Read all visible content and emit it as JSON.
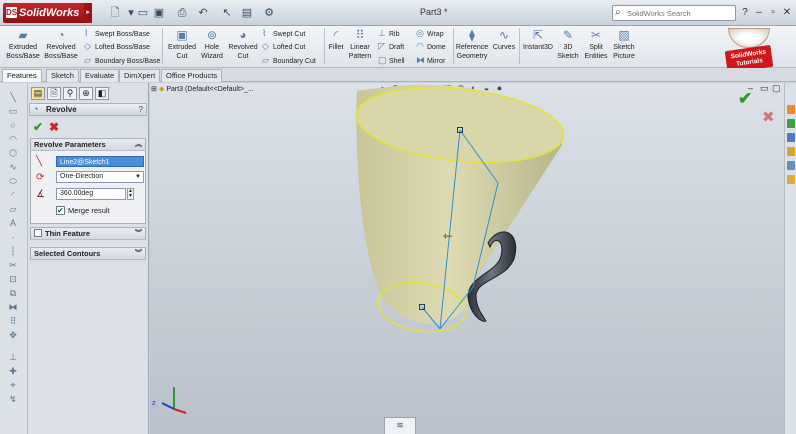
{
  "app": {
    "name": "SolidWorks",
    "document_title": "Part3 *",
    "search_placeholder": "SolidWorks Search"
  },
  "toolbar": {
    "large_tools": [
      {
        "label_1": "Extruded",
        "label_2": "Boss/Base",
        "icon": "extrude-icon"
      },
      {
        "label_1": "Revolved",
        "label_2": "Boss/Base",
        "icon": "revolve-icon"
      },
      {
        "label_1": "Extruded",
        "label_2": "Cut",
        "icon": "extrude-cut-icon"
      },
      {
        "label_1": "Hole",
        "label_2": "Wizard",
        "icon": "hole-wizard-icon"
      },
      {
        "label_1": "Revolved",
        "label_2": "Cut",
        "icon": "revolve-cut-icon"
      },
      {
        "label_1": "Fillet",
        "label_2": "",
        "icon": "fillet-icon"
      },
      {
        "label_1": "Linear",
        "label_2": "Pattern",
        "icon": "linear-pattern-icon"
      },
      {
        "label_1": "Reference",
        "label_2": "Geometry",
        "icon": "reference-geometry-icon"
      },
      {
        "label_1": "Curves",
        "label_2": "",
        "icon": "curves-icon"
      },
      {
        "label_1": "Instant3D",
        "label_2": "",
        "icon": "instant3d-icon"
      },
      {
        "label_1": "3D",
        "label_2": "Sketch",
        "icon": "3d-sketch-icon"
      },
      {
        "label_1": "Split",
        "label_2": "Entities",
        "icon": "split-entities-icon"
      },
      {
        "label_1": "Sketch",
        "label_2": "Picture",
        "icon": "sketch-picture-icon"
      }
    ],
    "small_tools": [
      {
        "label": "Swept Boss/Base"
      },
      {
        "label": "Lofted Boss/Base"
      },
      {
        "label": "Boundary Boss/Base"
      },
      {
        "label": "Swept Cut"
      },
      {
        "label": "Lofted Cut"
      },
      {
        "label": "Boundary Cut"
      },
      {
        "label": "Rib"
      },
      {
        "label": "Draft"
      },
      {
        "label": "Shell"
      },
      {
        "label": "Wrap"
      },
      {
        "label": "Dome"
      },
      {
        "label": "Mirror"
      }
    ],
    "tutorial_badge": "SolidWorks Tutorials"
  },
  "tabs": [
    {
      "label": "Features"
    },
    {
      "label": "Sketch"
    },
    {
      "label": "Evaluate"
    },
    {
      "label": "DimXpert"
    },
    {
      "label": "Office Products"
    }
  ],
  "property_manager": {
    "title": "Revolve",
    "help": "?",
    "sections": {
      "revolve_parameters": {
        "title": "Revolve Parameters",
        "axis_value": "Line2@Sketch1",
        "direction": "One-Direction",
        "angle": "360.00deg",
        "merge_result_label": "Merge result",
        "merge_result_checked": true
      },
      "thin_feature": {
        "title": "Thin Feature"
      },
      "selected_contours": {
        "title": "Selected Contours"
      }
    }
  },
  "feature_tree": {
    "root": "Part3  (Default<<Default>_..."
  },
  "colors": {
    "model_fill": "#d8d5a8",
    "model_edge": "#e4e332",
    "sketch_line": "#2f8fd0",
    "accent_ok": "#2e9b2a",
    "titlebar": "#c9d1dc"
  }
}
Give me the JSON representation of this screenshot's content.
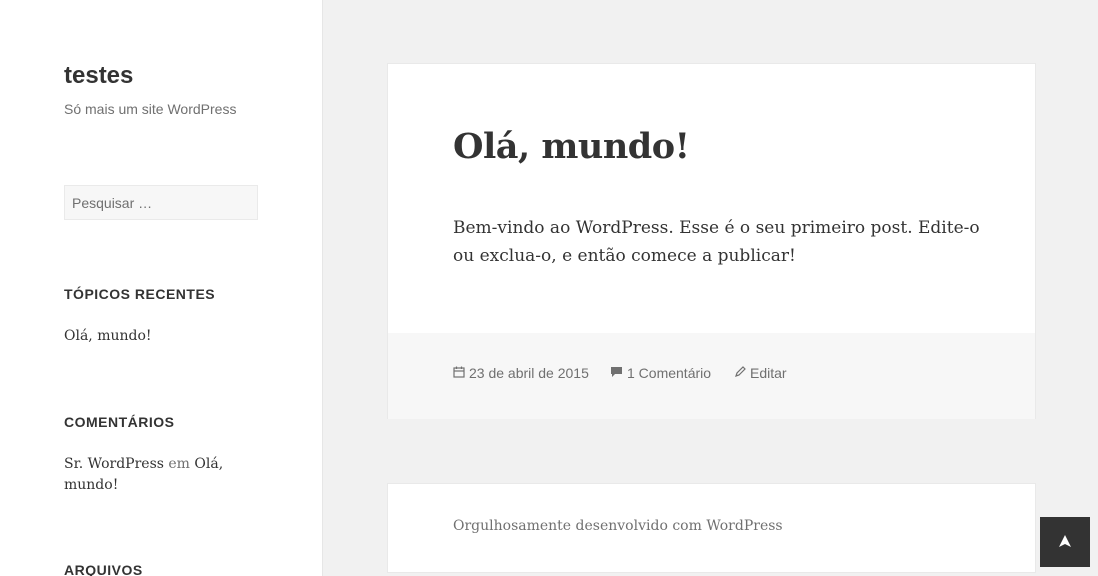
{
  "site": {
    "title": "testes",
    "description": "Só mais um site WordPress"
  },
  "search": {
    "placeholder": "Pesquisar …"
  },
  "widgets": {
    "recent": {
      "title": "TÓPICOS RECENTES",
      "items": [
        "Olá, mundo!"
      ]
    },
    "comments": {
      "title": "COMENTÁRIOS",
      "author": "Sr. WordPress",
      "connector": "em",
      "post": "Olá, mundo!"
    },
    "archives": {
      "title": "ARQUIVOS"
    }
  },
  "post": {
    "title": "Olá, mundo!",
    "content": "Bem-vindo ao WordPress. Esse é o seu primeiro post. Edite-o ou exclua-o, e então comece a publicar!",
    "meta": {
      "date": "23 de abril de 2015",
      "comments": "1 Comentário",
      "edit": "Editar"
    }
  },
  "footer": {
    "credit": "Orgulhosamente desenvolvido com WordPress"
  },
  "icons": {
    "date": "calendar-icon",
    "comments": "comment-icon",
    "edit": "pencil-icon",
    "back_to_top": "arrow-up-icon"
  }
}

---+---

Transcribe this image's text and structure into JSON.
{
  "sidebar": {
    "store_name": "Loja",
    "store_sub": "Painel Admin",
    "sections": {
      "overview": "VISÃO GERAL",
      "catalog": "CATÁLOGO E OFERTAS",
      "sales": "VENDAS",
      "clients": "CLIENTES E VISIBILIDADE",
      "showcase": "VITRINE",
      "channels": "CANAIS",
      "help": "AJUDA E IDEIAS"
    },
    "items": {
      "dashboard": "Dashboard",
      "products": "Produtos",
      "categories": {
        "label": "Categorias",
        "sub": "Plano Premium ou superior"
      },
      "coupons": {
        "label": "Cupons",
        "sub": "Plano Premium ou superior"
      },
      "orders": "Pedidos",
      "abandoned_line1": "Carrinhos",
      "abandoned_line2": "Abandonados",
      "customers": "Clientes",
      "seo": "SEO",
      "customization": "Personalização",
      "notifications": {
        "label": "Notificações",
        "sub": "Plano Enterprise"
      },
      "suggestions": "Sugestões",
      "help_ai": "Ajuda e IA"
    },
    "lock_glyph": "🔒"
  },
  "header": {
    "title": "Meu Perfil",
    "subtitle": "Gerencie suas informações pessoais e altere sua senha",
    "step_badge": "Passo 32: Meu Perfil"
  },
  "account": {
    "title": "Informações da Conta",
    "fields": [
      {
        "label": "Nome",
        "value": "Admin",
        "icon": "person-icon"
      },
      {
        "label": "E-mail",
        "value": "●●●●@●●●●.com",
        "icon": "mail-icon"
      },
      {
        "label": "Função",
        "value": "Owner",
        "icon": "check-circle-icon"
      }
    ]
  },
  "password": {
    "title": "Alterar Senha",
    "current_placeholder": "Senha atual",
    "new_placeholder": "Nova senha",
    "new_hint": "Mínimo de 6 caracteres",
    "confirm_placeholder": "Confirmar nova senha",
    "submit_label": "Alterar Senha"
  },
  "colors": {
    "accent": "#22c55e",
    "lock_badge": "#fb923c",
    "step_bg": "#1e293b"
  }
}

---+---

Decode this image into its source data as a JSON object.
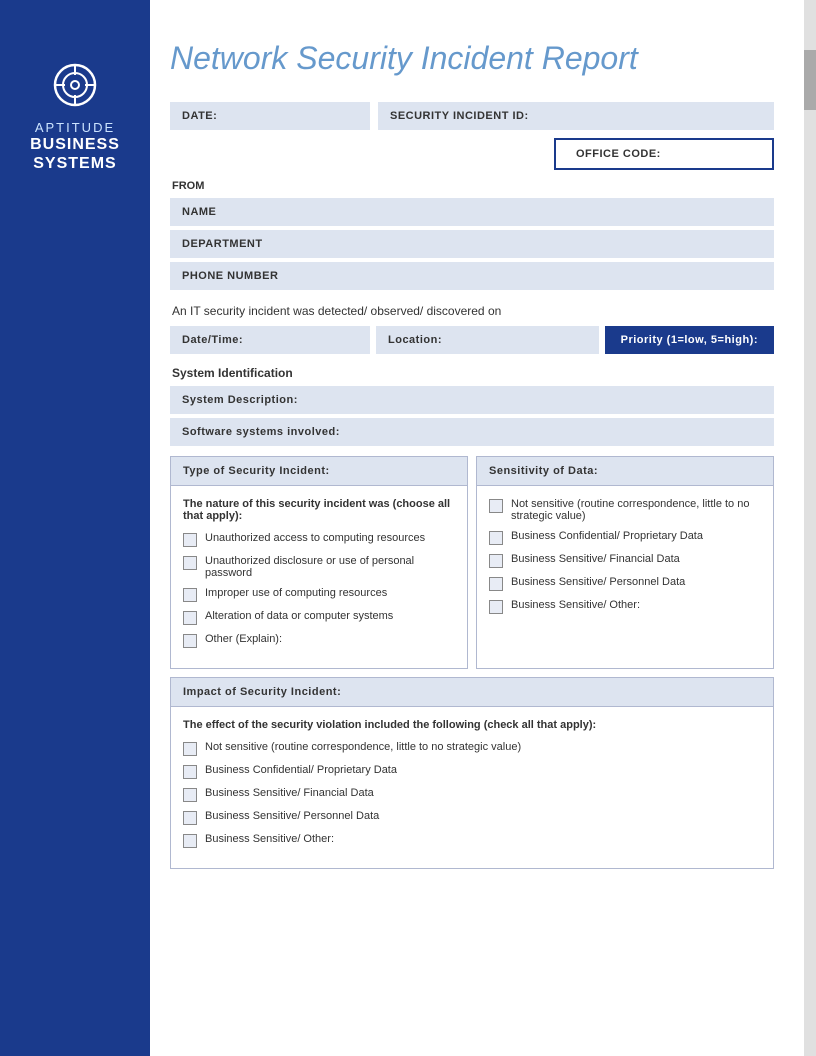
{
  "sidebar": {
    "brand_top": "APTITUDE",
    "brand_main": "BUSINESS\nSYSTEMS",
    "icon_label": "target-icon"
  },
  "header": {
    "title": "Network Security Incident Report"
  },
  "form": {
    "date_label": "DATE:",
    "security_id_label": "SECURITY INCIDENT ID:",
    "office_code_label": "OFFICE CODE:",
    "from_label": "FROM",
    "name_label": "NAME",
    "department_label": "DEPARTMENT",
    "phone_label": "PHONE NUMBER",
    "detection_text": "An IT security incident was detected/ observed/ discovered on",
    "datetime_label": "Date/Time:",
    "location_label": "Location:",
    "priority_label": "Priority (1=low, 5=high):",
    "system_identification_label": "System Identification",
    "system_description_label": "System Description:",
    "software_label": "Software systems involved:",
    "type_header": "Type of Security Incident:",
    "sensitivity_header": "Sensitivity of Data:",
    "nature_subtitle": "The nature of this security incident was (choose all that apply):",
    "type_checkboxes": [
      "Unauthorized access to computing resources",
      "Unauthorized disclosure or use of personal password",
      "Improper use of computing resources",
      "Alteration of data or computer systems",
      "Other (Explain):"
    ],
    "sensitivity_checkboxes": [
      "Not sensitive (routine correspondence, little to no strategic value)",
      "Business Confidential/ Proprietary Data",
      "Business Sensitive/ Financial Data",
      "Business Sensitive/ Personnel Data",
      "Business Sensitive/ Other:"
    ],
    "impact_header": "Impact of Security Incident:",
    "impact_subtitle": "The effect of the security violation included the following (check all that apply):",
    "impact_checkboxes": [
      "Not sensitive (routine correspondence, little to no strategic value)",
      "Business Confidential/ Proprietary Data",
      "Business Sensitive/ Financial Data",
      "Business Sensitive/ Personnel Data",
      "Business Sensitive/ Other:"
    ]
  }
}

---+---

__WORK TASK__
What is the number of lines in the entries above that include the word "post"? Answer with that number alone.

__ANSWER BELOW__
3